Data about app and page elements:
········

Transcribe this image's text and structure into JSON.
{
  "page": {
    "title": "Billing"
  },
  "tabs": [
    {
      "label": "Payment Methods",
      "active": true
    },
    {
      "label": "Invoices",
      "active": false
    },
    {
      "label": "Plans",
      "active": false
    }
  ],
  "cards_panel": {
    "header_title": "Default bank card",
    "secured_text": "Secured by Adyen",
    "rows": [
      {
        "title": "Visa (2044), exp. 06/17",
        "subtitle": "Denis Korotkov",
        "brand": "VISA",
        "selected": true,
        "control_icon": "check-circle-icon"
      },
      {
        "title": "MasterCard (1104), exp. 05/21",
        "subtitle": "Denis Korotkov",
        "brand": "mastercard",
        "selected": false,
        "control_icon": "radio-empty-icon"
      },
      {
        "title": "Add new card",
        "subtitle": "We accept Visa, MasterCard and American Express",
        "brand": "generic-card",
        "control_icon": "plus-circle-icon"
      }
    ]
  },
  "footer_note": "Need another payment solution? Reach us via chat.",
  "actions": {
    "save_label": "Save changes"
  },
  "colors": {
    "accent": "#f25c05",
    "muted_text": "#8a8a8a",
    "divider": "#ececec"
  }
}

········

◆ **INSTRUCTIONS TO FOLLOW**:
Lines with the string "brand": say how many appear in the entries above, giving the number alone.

◆ **ANSWER TO THE PROBLEM**:
3